About this exercise: In the data below, find every line with the word "JSON" and copy it.

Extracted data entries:
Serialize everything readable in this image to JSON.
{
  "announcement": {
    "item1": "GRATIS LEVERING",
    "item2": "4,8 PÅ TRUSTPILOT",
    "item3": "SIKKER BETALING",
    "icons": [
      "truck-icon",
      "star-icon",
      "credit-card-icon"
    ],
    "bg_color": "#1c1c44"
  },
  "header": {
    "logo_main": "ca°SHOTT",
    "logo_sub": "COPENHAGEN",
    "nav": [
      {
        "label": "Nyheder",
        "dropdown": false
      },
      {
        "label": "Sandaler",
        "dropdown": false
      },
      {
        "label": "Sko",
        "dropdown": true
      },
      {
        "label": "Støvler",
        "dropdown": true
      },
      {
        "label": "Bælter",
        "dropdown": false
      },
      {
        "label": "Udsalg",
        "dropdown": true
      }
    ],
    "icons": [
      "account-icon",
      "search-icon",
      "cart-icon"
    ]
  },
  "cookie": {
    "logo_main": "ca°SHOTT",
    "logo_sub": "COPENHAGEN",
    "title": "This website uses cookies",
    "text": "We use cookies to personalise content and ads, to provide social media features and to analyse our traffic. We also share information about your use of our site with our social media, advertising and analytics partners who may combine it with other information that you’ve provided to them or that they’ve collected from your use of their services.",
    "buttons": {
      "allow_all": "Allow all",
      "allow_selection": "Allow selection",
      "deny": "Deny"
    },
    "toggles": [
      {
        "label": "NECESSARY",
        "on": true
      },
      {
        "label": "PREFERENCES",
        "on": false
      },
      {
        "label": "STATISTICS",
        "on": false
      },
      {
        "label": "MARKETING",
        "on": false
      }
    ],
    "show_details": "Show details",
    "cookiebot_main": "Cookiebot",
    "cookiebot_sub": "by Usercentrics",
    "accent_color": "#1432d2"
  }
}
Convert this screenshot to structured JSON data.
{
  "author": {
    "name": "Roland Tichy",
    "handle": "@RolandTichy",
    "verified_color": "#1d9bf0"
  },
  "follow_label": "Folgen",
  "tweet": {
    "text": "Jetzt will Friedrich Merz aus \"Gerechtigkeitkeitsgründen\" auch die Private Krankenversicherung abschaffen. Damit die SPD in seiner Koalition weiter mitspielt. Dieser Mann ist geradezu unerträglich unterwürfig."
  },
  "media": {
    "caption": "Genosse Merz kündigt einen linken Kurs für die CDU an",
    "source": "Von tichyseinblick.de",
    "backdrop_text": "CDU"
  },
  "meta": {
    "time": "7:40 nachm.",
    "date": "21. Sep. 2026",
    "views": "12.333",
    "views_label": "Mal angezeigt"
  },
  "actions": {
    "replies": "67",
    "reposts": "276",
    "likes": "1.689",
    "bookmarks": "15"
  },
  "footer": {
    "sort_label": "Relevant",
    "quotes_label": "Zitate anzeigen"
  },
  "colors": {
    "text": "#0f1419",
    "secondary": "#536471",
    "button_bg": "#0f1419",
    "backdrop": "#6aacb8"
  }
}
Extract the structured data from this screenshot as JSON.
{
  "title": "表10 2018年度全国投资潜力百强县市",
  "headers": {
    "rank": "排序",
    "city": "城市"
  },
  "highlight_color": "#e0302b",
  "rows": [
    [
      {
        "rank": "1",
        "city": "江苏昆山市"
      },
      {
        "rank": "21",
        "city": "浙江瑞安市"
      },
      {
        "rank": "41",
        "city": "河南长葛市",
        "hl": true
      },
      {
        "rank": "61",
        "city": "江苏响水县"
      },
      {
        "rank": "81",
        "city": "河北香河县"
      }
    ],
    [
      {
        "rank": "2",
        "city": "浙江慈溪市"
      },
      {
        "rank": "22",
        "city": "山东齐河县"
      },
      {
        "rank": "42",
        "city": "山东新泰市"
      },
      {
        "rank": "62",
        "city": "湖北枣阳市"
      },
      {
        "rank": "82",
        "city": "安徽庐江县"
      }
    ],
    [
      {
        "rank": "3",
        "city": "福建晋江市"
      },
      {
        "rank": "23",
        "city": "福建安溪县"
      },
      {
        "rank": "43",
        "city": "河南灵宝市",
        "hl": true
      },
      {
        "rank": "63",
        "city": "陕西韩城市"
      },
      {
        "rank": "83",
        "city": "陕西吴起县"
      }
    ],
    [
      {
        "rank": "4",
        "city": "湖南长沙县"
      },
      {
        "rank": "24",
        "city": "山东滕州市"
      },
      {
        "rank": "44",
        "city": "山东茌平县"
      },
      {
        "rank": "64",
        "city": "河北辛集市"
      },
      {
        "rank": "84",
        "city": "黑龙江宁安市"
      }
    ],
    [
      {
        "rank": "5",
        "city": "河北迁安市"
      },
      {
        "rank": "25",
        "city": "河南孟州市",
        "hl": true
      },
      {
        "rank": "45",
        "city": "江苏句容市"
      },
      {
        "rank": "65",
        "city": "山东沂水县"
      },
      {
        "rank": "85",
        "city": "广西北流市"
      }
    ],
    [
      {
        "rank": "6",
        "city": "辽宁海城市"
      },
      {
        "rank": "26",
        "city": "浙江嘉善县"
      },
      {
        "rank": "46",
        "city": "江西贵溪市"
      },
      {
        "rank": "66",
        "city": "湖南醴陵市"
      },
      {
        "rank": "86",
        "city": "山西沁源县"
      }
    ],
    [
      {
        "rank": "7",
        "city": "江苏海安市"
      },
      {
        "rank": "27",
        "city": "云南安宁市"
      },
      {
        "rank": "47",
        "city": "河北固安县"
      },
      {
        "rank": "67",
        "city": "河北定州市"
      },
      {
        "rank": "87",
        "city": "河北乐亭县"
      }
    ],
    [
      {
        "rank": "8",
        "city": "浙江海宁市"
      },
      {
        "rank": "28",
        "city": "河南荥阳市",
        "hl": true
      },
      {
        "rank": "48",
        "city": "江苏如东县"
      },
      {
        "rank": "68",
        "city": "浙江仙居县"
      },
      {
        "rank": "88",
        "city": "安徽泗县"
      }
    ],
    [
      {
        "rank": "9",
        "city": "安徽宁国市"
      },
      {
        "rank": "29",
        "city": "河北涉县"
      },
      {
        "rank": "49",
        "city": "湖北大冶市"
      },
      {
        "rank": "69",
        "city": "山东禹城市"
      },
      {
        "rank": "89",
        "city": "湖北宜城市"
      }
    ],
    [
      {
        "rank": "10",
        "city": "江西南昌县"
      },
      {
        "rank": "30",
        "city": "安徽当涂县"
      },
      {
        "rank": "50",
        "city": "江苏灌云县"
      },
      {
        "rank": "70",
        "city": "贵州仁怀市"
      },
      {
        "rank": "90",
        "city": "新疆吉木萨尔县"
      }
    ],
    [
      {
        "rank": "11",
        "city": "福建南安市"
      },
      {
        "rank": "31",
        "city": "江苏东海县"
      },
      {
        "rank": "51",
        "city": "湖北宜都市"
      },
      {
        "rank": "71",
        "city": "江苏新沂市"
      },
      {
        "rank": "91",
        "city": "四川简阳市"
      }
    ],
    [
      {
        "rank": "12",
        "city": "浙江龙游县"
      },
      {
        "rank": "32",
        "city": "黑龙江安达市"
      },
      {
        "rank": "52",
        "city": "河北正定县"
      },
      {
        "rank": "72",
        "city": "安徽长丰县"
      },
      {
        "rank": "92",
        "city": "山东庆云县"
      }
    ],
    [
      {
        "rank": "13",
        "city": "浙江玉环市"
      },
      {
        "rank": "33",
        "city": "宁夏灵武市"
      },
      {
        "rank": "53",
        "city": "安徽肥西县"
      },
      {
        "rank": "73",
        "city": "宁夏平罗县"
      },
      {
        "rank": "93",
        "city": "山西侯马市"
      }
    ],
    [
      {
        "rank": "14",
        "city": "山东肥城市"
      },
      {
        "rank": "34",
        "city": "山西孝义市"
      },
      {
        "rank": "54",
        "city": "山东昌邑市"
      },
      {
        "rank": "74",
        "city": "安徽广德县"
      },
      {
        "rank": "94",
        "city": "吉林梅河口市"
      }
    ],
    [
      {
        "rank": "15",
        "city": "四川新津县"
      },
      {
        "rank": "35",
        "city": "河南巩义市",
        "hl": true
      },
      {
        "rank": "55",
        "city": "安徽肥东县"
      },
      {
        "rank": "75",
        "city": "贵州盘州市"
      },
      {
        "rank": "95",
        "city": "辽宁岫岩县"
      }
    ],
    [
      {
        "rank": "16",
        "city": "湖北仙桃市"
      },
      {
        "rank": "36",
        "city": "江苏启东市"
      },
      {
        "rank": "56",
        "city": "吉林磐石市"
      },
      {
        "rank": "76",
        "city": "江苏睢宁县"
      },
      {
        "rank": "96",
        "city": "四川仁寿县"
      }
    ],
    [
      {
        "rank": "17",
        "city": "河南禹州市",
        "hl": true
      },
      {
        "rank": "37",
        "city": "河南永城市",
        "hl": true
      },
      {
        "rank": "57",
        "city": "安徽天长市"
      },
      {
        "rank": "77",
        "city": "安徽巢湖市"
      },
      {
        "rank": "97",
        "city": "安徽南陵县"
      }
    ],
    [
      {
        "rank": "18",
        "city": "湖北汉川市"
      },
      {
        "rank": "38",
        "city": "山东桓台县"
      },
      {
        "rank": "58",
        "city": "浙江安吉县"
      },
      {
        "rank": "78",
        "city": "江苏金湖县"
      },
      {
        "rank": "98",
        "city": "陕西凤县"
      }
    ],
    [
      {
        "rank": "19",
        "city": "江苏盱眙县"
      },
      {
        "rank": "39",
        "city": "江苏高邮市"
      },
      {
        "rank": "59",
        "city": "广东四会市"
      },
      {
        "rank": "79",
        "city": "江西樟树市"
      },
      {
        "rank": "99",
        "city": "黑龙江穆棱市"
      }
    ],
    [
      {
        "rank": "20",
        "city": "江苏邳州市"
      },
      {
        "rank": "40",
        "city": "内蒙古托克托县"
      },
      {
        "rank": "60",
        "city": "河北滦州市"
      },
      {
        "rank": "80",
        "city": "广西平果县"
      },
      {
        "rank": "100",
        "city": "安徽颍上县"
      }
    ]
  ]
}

Written solution:
Serialize everything readable in this image to JSON.
Convert this screenshot to structured JSON data.
Extract the structured data from this screenshot as JSON.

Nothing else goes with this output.